INPUT DATA

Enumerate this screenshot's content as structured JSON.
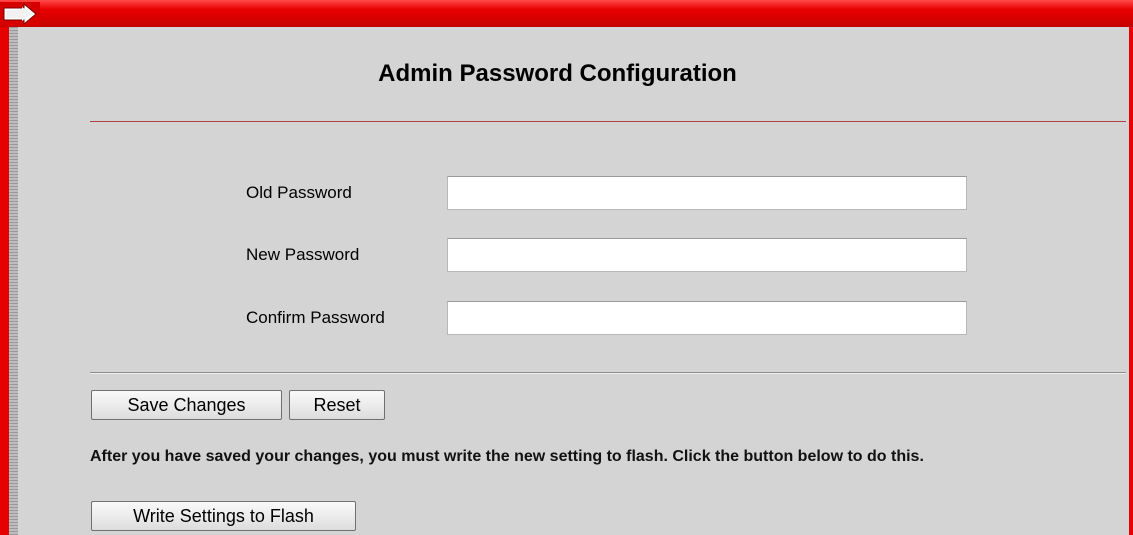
{
  "page": {
    "title": "Admin Password Configuration"
  },
  "form": {
    "fields": [
      {
        "label": "Old Password",
        "value": "",
        "placeholder": ""
      },
      {
        "label": "New Password",
        "value": "",
        "placeholder": ""
      },
      {
        "label": "Confirm Password",
        "value": "",
        "placeholder": ""
      }
    ]
  },
  "actions": {
    "save_label": "Save Changes",
    "reset_label": "Reset",
    "flash_label": "Write Settings to Flash"
  },
  "notice": {
    "text": "After you have saved your changes, you must write the new setting to flash. Click the button below to do this."
  },
  "colors": {
    "frame_red": "#e60000",
    "background": "#d4d4d4",
    "title_rule": "#b04040"
  },
  "icons": {
    "corner": "frame-corner-arrow-icon"
  }
}
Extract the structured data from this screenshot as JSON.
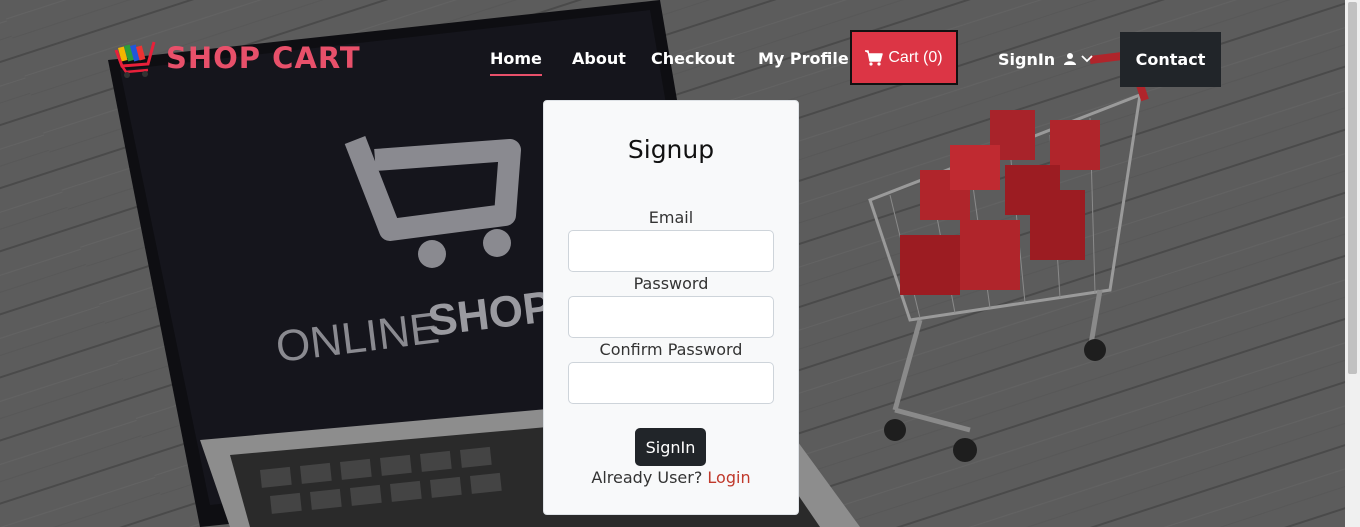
{
  "brand": {
    "name": "SHOP CART",
    "logo_icon": "shopping-cart-logo-icon",
    "color": "#e8506a"
  },
  "nav": {
    "home": "Home",
    "about": "About",
    "checkout": "Checkout",
    "my_profile": "My Profile",
    "cart_label": "Cart (0)",
    "cart_icon": "shopping-cart-icon",
    "signin_label": "SignIn",
    "signin_icons": [
      "user-icon",
      "chevron-down-icon"
    ],
    "contact": "Contact",
    "active_item": "Home",
    "accent_color": "#dc3545"
  },
  "background": {
    "laptop_text_light": "ONLINE",
    "laptop_text_bold": "SHOP"
  },
  "form": {
    "title": "Signup",
    "email_label": "Email",
    "email_value": "",
    "password_label": "Password",
    "password_value": "",
    "confirm_label": "Confirm Password",
    "confirm_value": "",
    "submit_label": "SignIn",
    "already_text": "Already User?",
    "login_link": "Login"
  }
}
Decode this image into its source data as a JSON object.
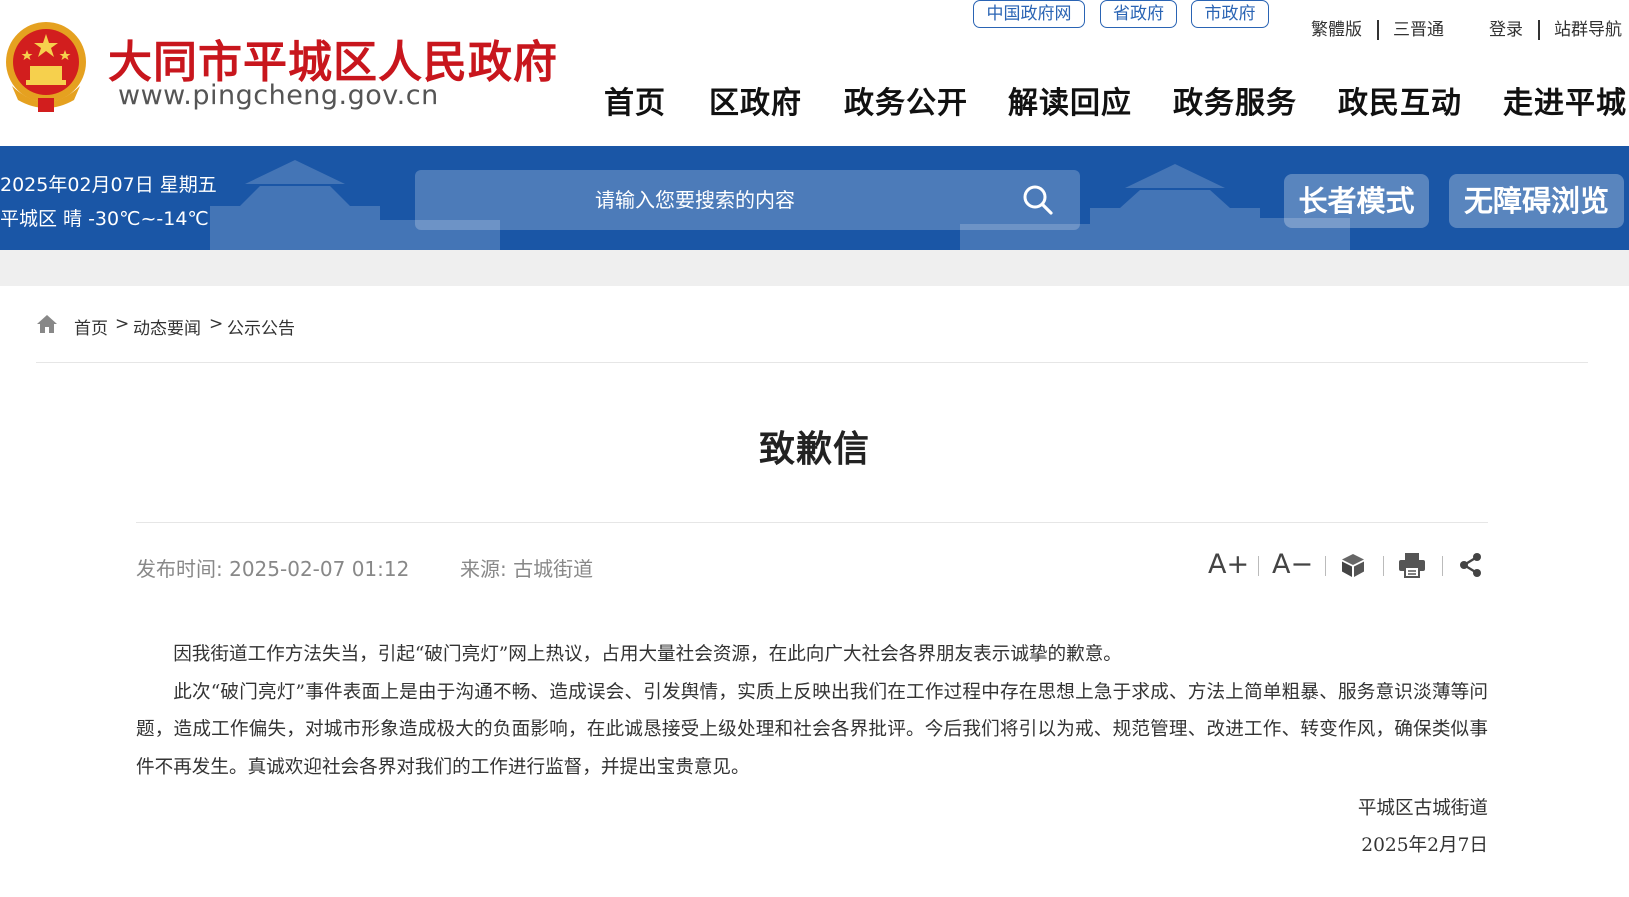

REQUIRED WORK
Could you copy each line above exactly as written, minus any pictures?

TASK SOLUTION
Enumerate this screenshot's content as structured JSON.
{
  "page": {
    "title": "Admin Password Configuration"
  },
  "form": {
    "fields": [
      {
        "label": "Old Password",
        "value": "",
        "placeholder": ""
      },
      {
        "label": "New Password",
        "value": "",
        "placeholder": ""
      },
      {
        "label": "Confirm Password",
        "value": "",
        "placeholder": ""
      }
    ]
  },
  "actions": {
    "save_label": "Save Changes",
    "reset_label": "Reset",
    "flash_label": "Write Settings to Flash"
  },
  "notice": {
    "text": "After you have saved your changes, you must write the new setting to flash. Click the button below to do this."
  },
  "colors": {
    "frame_red": "#e60000",
    "background": "#d4d4d4",
    "title_rule": "#b04040"
  },
  "icons": {
    "corner": "frame-corner-arrow-icon"
  }
}
Extract the structured data from this screenshot as JSON.
{
  "brand": {
    "name": "SHOP CART",
    "logo_icon": "shopping-cart-logo-icon",
    "color": "#e8506a"
  },
  "nav": {
    "home": "Home",
    "about": "About",
    "checkout": "Checkout",
    "my_profile": "My Profile",
    "cart_label": "Cart (0)",
    "cart_icon": "shopping-cart-icon",
    "signin_label": "SignIn",
    "signin_icons": [
      "user-icon",
      "chevron-down-icon"
    ],
    "contact": "Contact",
    "active_item": "Home",
    "accent_color": "#dc3545"
  },
  "background": {
    "laptop_text_light": "ONLINE",
    "laptop_text_bold": "SHOP"
  },
  "form": {
    "title": "Signup",
    "email_label": "Email",
    "email_value": "",
    "password_label": "Password",
    "password_value": "",
    "confirm_label": "Confirm Password",
    "confirm_value": "",
    "submit_label": "SignIn",
    "already_text": "Already User?",
    "login_link": "Login"
  }
}
Decode this image into its source data as a JSON object.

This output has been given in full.